Many of the facts and details of Katherine Louise Smith’s article were drawn from previously published newspaper accounts. For example, her inventory of the Doukhobors’ agricultural equipment and community assets, physical description of Doukhobor leader Peter V. Verigin, and treatment of Doukhobor schooling is taken from the Winnipeg Free Press, March 7, 1906. Her reference to the report of the Doukhobors’ general meeting and of Verigin as a “veritable captain of industry” is drawn from the Vancouver Daily World, May 10, 1906. Her account of Verigin’s organization of the Doukhobors, their daily working house, and of their community being “the largest experiment in pure communism which has ever been attempted” is borrowed from the Winnipeg Free Press, May 25, 1904. And her description of Doukhobor railway construction camps is derived from the Winnipeg Free Press, June 30, 1906.
Similarly, at least several of the photographs accompanying Smith’s article can be reliably attributed to previously published sources.

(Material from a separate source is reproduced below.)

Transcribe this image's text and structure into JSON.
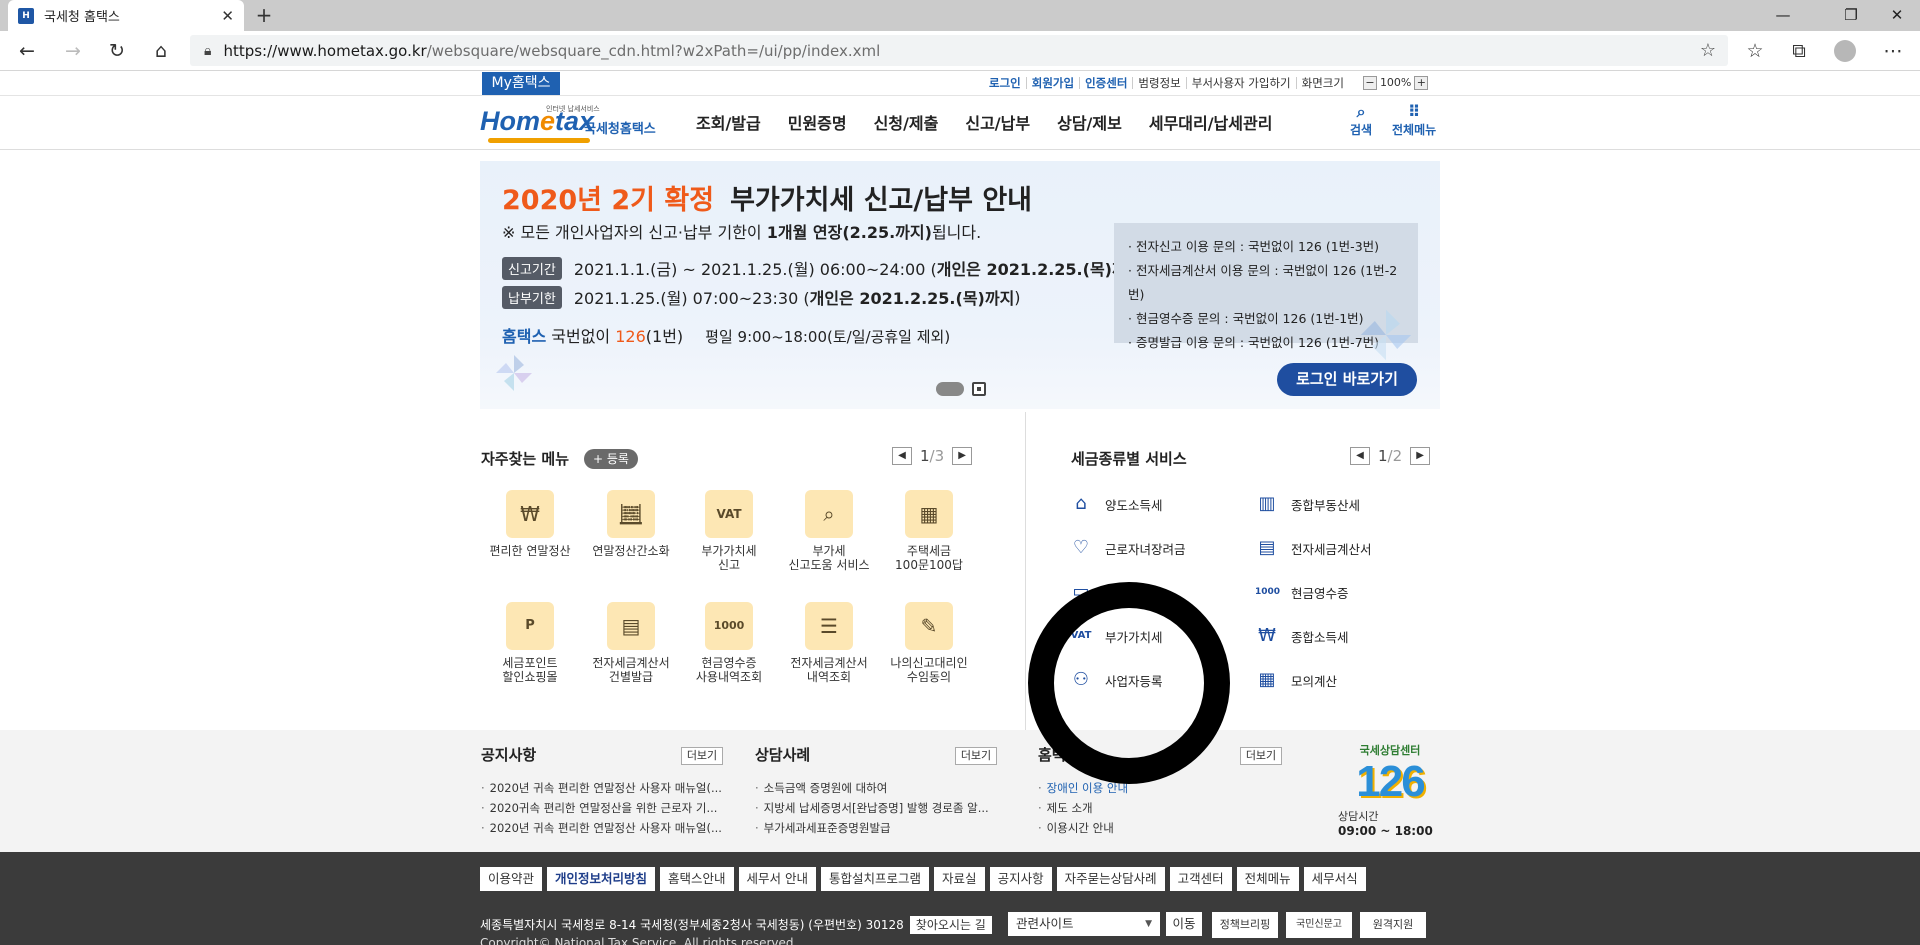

For instance, the photograph of Doukhobor women beating flax by hand is accredited by the British Columbia Archives to Canadian newspaper woman Agnes Deans Cameron, who wrote about Doukhobors during the same period. Similarly, the photographs of the Doukhobor haymakers at dinner, and of the Doukhobor women embroidering appeared in Aylmer Maude’s 1904 article, “An Experiment in Communism: The Doukhobor Commentary on Communism” in The World Today, A Monthly Record of Human Progress, Vol. 7, No. 6, November 1904.
At the same time, it can be confirmed that Smith’s article is based in part from her own personal observations of the Doukhobors, having visited their Saskatchewan settlements the previous year. In June 1906, Smith attended the Canadian Women’s Press Association convention in Winnipeg, MB. Thereafter, she made an extensive tour of the Canadian North-West via the Canadian Pacific Railway, stopping, among other places, at Yorkton, SK. She would go on to state in the Vancouver Daily News Advertiser (June 28, 1906) that “I was much impressed with those queer people the Doukhobors… where we spent a few hours.” At the time, Doukhobors were often described in the press as ‘queer’ in the sense of differing from what is usual or normal.
Katherine Louise Smith’s favorable treatment of the Doukhobor received wide readership in The Craftsman, one of the most popular and successful home journals in the United States and Canada at the time. It helped counter popular opinion about the Doukhobors, who were widely portrayed in the press at the time as a ‘crazed’ and ‘radical’ movement following the ‘Pilgrimages’ of November 1902, May 1903, July 1904, August 1905 and July 1906 by the early forerunners of the Sons of Freedom.
At the same time, Smith’s observation that the Doukhobors’ “community religion does not conform with the laws and customers of a country” presaged their conflict with the Canadian state. Indeed, only months after the publication of her article, 400,000 acres of Doukhobor homestead entries were cancelled in June 1907 as a result of their refusal to comply with the Dominion Lands Act.